[Records excerpted from a collection]
BEGIN
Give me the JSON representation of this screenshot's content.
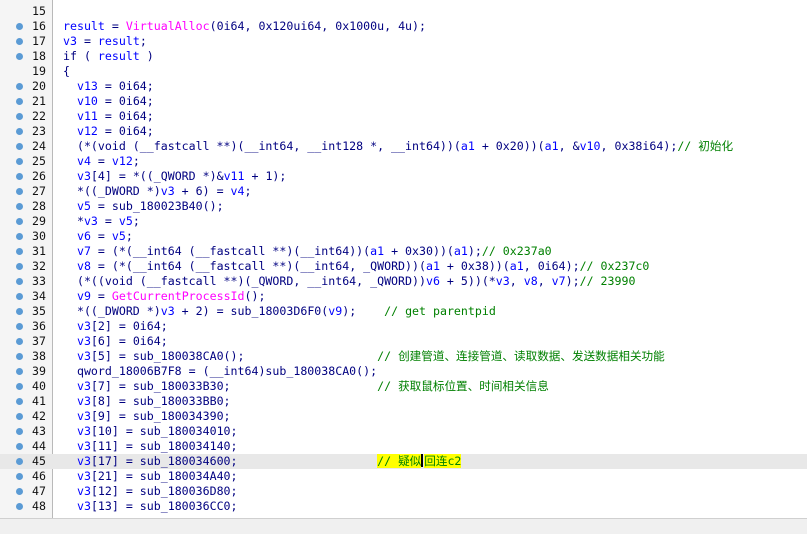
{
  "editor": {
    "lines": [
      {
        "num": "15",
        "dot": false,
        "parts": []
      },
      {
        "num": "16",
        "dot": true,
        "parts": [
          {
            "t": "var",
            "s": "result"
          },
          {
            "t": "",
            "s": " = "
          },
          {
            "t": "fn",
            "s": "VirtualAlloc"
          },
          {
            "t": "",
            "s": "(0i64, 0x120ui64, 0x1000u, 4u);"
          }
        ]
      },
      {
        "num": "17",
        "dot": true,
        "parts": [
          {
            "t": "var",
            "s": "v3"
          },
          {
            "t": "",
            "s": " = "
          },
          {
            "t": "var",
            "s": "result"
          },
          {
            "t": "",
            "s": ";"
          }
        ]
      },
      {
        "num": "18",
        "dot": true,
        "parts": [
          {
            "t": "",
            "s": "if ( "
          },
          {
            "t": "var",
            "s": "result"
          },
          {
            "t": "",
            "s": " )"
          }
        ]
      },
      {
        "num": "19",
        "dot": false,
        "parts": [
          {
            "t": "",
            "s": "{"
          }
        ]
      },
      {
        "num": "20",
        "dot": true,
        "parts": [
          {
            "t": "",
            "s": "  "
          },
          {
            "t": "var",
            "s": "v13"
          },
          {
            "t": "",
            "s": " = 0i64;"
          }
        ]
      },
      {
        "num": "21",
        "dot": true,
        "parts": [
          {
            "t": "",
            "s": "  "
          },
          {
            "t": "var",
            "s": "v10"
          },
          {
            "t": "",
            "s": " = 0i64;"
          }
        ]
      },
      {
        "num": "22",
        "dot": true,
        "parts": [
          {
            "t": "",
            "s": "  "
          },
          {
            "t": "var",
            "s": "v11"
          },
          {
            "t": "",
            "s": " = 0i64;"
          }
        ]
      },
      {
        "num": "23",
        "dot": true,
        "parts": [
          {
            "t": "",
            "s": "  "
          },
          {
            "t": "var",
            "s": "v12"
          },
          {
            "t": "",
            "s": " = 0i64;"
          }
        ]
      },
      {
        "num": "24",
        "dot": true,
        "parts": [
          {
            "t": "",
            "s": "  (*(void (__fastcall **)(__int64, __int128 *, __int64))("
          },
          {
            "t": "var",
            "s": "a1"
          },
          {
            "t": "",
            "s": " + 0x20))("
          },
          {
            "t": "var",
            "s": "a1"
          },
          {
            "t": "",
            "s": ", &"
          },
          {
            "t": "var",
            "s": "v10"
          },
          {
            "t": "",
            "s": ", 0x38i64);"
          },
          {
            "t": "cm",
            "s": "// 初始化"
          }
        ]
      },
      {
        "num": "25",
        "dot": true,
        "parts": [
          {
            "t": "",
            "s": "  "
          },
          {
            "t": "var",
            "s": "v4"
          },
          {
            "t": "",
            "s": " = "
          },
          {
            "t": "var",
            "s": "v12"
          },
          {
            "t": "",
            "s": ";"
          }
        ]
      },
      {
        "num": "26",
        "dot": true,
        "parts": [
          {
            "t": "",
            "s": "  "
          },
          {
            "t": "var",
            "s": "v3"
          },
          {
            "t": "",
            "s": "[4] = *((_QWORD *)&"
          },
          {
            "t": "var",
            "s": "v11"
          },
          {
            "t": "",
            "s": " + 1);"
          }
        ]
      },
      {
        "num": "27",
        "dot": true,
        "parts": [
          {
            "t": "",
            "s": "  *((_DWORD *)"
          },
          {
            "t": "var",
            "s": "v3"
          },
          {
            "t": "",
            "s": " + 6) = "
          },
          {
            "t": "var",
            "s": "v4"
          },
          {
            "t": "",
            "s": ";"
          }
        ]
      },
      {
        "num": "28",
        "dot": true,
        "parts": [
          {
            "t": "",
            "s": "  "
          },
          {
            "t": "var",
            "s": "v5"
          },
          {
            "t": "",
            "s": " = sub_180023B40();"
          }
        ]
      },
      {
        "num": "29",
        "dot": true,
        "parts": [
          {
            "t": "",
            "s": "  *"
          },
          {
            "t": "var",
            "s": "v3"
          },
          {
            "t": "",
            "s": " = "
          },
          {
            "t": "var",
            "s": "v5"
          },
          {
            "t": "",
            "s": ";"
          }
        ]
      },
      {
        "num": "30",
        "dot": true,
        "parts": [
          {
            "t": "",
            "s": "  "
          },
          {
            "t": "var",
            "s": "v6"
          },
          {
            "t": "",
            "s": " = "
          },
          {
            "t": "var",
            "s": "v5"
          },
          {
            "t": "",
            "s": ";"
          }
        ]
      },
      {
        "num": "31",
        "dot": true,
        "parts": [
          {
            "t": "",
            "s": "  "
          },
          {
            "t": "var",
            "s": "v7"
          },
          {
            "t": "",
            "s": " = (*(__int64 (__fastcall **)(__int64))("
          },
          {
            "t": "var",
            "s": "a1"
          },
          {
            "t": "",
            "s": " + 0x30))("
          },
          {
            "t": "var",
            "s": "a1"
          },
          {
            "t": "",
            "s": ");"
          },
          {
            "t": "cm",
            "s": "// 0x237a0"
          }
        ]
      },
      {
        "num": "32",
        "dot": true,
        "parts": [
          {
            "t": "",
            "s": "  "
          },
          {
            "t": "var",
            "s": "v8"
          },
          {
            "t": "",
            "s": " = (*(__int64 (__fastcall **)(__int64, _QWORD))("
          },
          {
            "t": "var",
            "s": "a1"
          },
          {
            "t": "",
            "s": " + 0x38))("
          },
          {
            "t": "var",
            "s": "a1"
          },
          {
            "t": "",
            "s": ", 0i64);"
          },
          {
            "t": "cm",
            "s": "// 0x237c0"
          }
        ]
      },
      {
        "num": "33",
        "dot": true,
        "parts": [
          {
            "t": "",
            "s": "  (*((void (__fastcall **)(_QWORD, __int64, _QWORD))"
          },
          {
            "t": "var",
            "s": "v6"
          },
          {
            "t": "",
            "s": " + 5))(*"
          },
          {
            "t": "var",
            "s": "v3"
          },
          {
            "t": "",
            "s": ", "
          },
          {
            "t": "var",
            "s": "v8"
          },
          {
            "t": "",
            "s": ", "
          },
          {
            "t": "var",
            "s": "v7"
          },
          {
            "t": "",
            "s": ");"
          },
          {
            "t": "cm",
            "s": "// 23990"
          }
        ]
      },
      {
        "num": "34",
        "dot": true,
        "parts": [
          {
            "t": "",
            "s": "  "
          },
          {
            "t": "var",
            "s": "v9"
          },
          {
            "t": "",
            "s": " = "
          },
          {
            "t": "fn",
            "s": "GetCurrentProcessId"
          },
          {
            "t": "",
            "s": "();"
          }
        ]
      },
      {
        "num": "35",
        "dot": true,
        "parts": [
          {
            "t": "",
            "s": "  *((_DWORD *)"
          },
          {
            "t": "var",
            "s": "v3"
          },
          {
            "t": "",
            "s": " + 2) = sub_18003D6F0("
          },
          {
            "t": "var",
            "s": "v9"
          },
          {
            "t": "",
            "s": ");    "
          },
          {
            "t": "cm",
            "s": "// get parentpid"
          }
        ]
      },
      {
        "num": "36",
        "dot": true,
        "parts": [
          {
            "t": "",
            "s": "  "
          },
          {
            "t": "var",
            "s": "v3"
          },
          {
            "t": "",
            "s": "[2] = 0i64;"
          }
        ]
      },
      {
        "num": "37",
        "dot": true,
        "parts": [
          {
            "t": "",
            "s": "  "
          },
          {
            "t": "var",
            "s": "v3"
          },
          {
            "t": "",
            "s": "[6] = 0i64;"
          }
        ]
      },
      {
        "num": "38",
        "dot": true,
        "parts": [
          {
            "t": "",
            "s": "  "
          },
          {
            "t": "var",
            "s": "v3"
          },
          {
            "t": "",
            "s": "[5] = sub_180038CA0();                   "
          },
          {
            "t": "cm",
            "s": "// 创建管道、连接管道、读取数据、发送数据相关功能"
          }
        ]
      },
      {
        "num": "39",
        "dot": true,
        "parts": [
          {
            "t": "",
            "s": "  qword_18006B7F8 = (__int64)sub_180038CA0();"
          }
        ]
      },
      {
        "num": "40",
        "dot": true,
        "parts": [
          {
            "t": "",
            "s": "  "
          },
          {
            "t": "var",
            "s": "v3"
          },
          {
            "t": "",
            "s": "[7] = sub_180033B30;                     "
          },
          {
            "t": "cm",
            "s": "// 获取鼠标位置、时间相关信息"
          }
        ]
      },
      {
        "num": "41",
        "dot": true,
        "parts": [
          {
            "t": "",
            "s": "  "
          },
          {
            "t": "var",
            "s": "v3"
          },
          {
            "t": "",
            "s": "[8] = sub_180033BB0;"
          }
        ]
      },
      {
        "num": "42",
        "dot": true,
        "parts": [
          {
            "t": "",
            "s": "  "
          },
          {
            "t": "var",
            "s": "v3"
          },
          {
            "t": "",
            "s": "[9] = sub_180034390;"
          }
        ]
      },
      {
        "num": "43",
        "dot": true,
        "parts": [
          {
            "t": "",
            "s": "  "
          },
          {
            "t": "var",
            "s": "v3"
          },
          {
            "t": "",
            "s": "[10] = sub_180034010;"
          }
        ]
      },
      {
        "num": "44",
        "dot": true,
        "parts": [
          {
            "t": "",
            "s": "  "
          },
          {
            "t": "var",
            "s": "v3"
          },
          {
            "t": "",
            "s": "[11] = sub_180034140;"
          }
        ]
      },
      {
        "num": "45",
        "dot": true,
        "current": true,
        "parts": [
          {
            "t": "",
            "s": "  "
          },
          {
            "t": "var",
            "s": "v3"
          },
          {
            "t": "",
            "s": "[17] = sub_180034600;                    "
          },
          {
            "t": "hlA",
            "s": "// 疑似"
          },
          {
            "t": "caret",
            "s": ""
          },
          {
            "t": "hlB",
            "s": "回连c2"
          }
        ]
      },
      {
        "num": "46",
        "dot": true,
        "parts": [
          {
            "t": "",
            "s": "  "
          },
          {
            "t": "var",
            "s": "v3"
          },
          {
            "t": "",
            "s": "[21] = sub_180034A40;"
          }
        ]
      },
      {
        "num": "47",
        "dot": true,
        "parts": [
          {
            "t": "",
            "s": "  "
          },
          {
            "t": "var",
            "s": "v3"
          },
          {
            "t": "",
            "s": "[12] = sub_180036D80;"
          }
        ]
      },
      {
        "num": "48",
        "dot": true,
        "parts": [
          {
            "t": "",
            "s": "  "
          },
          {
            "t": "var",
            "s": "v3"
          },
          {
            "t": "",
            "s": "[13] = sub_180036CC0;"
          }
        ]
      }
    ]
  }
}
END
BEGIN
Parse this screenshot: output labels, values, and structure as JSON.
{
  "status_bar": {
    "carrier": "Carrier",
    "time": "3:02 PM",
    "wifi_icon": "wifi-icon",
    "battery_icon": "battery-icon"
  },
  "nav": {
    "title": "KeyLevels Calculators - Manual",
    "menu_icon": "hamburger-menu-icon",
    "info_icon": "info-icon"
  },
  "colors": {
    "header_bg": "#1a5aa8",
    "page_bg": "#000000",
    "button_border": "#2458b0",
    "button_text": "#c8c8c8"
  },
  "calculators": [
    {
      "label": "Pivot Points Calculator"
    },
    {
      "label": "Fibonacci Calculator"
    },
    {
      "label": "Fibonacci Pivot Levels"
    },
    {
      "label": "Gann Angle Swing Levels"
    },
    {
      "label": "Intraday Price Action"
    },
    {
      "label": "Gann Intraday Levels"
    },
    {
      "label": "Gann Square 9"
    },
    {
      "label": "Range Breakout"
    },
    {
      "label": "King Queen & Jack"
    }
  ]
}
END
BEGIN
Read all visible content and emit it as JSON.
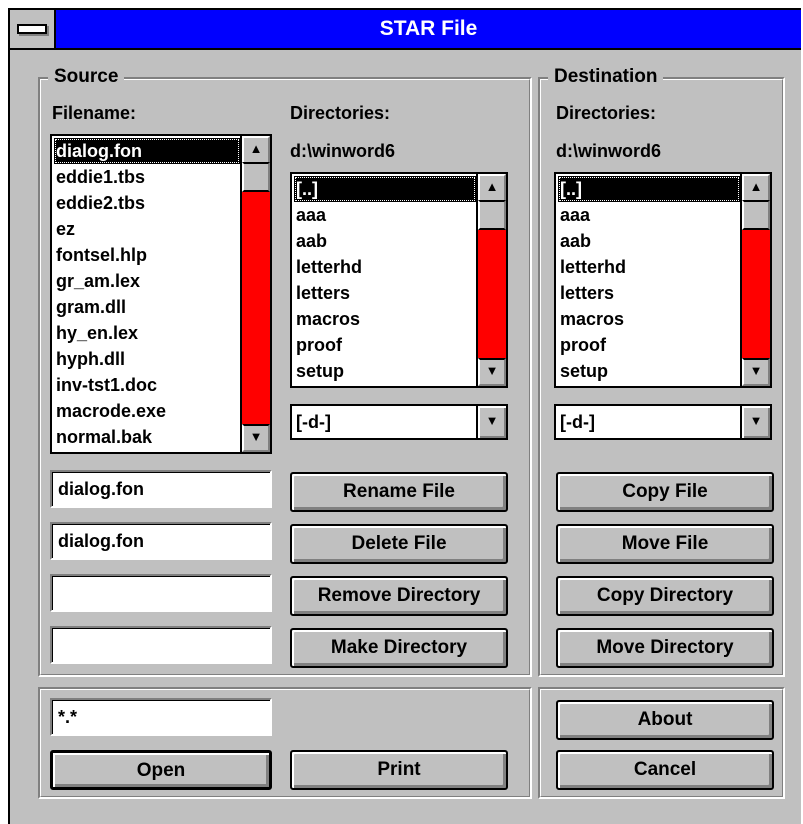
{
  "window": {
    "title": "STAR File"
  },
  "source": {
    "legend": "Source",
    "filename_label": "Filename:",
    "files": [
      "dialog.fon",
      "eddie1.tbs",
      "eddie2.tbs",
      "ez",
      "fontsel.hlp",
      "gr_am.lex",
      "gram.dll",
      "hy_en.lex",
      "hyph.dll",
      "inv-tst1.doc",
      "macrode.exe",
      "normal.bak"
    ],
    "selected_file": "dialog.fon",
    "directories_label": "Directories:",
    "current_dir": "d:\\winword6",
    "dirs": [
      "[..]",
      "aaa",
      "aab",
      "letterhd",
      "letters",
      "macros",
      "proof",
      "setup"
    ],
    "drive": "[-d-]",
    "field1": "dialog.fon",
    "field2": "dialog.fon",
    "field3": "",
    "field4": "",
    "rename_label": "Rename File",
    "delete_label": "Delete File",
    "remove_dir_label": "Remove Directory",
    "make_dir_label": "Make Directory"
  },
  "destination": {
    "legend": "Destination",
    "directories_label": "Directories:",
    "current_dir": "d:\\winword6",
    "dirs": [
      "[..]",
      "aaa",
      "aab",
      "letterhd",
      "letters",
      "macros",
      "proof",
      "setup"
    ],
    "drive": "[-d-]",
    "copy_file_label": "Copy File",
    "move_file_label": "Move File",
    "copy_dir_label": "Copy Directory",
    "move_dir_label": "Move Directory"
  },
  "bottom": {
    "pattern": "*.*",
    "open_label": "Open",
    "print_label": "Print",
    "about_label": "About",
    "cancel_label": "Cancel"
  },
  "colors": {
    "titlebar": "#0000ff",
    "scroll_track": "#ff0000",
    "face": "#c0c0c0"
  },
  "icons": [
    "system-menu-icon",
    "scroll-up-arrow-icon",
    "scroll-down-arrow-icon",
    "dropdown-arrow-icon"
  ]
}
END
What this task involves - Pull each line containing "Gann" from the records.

Result below -
      "label": "Gann Angle Swing Levels"
      "label": "Gann Intraday Levels"
      "label": "Gann Square 9"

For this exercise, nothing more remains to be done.